▶ What the exercise asks: In the entries below, spot each line with the word "calendar" and copy it.

*** Opening of Data ***

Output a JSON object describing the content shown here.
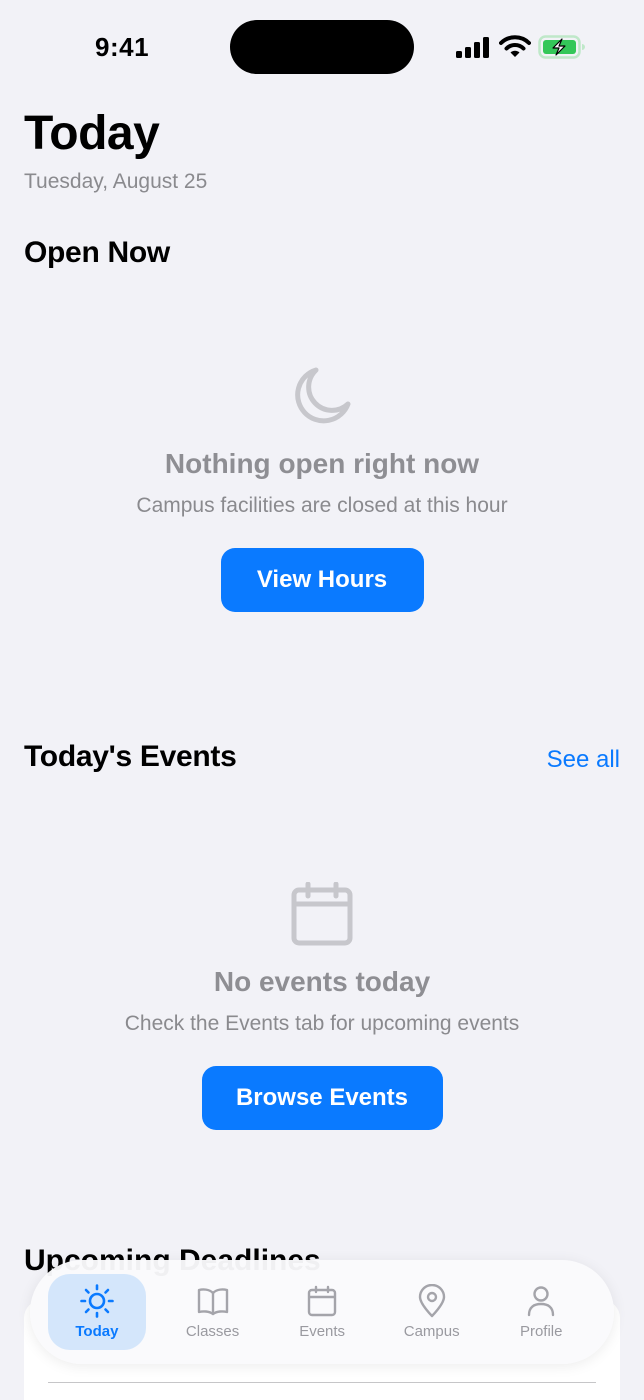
{
  "status_bar": {
    "time": "9:41"
  },
  "header": {
    "title": "Today",
    "date": "Tuesday, August 25"
  },
  "open_now": {
    "title": "Open Now",
    "empty": {
      "icon": "moon-icon",
      "title": "Nothing open right now",
      "subtitle": "Campus facilities are closed at this hour",
      "button": "View Hours"
    }
  },
  "events": {
    "title": "Today's Events",
    "see_all": "See all",
    "empty": {
      "icon": "calendar-icon",
      "title": "No events today",
      "subtitle": "Check the Events tab for upcoming events",
      "button": "Browse Events"
    }
  },
  "next_section": {
    "title": "Upcoming Deadlines"
  },
  "tab_bar": {
    "items": [
      {
        "label": "Today",
        "icon": "sun-icon",
        "active": true
      },
      {
        "label": "Classes",
        "icon": "book-icon",
        "active": false
      },
      {
        "label": "Events",
        "icon": "calendar-icon",
        "active": false
      },
      {
        "label": "Campus",
        "icon": "map-pin-icon",
        "active": false
      },
      {
        "label": "Profile",
        "icon": "person-icon",
        "active": false
      }
    ]
  },
  "colors": {
    "accent": "#0a7aff",
    "background": "#f2f2f7",
    "secondary_text": "#8a8a8e",
    "battery": "#34c759"
  }
}
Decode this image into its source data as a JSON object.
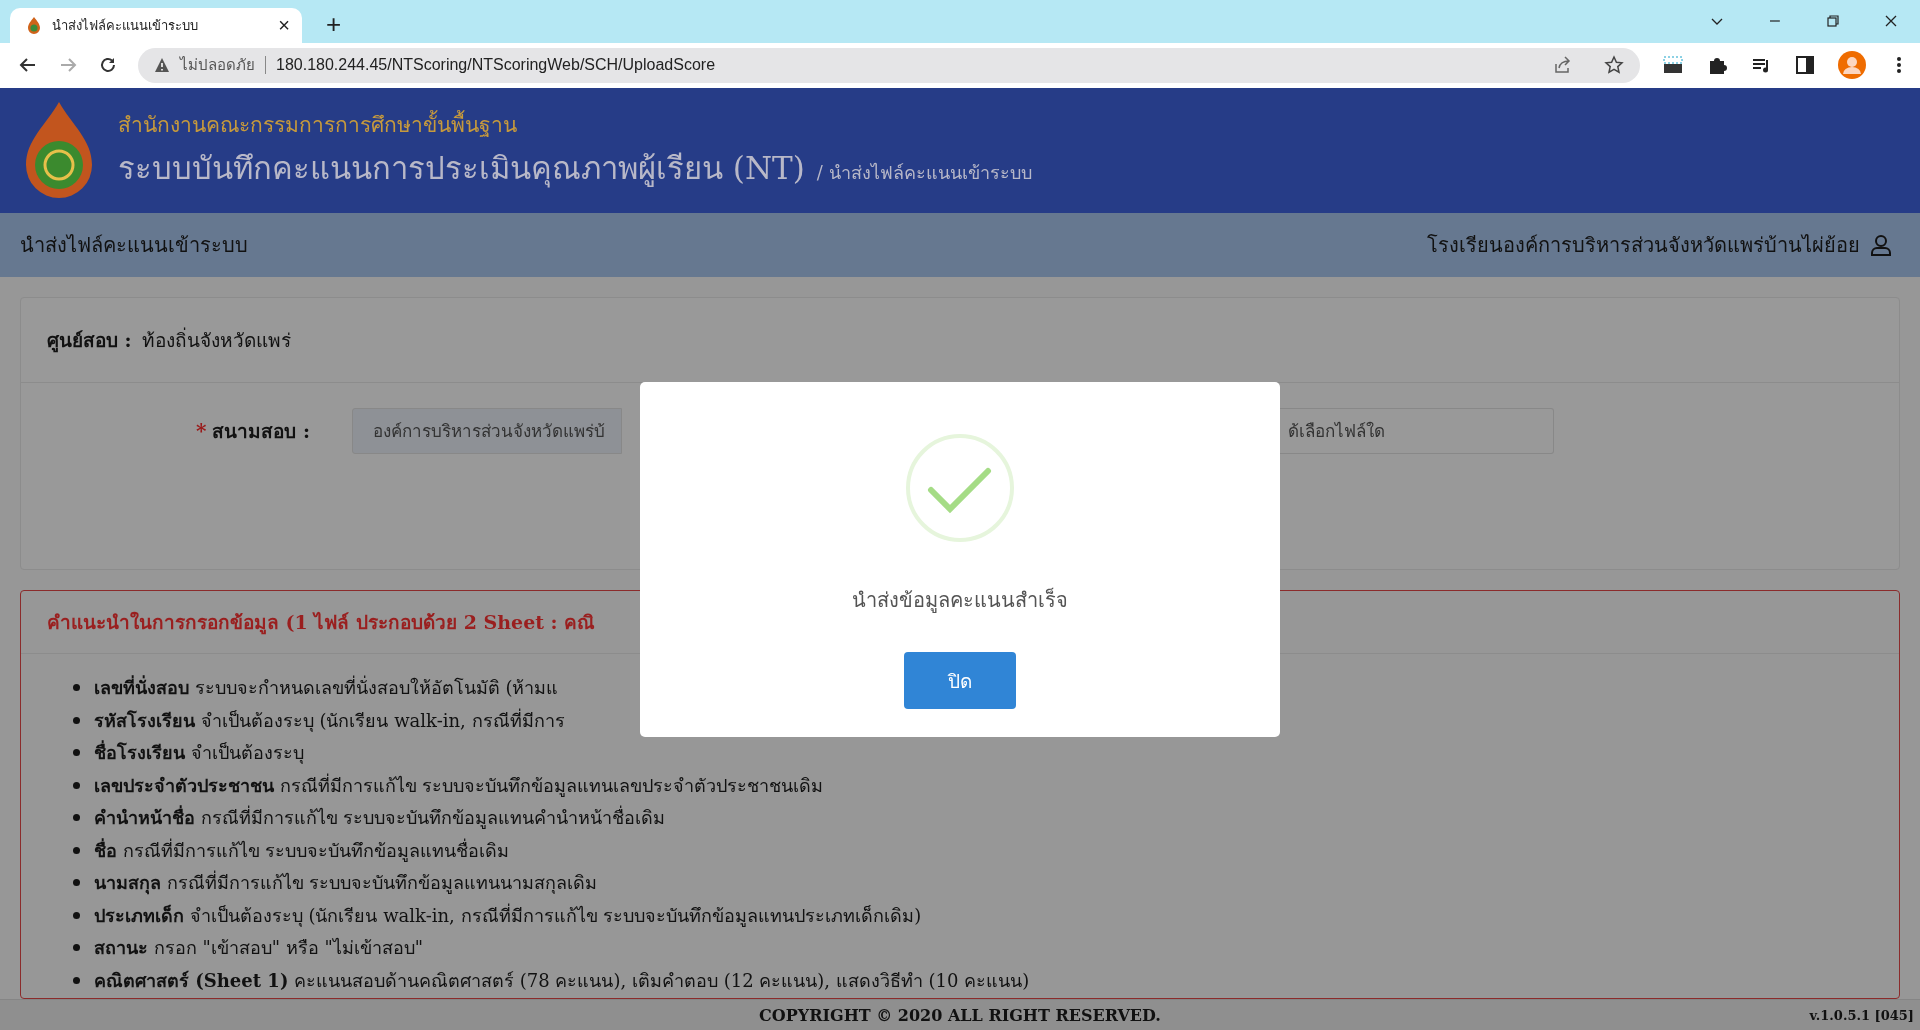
{
  "browser": {
    "tab": {
      "title": "นำส่งไฟล์คะแนนเข้าระบบ",
      "close": "×"
    },
    "new_tab": "+",
    "security": "ไม่ปลอดภัย",
    "url": "180.180.244.45/NTScoring/NTScoringWeb/SCH/UploadScore"
  },
  "header": {
    "org": "สำนักงานคณะกรรมการการศึกษาขั้นพื้นฐาน",
    "title": "ระบบบันทึกคะแนนการประเมินคุณภาพผู้เรียน (NT)",
    "breadcrumb": "/ นำส่งไฟล์คะแนนเข้าระบบ"
  },
  "navbar": {
    "page": "นำส่งไฟล์คะแนนเข้าระบบ",
    "school": "โรงเรียนองค์การบริหารส่วนจังหวัดแพร่บ้านไผ่ย้อย"
  },
  "center": {
    "label": "ศูนย์สอบ :",
    "value": "ท้องถิ่นจังหวัดแพร่"
  },
  "form": {
    "required_mark": "*",
    "label": "สนามสอบ :",
    "venue_value": "องค์การบริหารส่วนจังหวัดแพร่บ้",
    "file_placeholder": "ด้เลือกไฟล์ใด"
  },
  "instructions": {
    "title": "คำแนะนำในการกรอกข้อมูล (1 ไฟล์ ประกอบด้วย 2 Sheet : คณิ",
    "items": [
      "**เลขที่นั่งสอบ** ระบบจะกำหนดเลขที่นั่งสอบให้อัตโนมัติ (ห้ามแ",
      "**รหัสโรงเรียน** จำเป็นต้องระบุ (นักเรียน walk-in, กรณีที่มีการ",
      "**ชื่อโรงเรียน** จำเป็นต้องระบุ",
      "**เลขประจำตัวประชาชน** กรณีที่มีการแก้ไข ระบบจะบันทึกข้อมูลแทนเลขประจำตัวประชาชนเดิม",
      "**คำนำหน้าชื่อ** กรณีที่มีการแก้ไข ระบบจะบันทึกข้อมูลแทนคำนำหน้าชื่อเดิม",
      "**ชื่อ** กรณีที่มีการแก้ไข ระบบจะบันทึกข้อมูลแทนชื่อเดิม",
      "**นามสกุล** กรณีที่มีการแก้ไข ระบบจะบันทึกข้อมูลแทนนามสกุลเดิม",
      "**ประเภทเด็ก** จำเป็นต้องระบุ (นักเรียน walk-in, กรณีที่มีการแก้ไข ระบบจะบันทึกข้อมูลแทนประเภทเด็กเดิม)",
      "**สถานะ** กรอก \"เข้าสอบ\" หรือ \"ไม่เข้าสอบ\"",
      "**คณิตศาสตร์ (Sheet 1)** คะแนนสอบด้านคณิตศาสตร์ (78 คะแนน), เติมคำตอบ (12 คะแนน), แสดงวิธีทำ (10 คะแนน)"
    ]
  },
  "modal": {
    "message": "นำส่งข้อมูลคะแนนสำเร็จ",
    "button": "ปิด"
  },
  "footer": {
    "copyright": "COPYRIGHT © 2020 ALL RIGHT RESERVED.",
    "version": "v.1.0.5.1 [045]"
  }
}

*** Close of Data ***

▶ Written answer:
      "icon": "calendar-icon",
        "icon": "calendar-icon",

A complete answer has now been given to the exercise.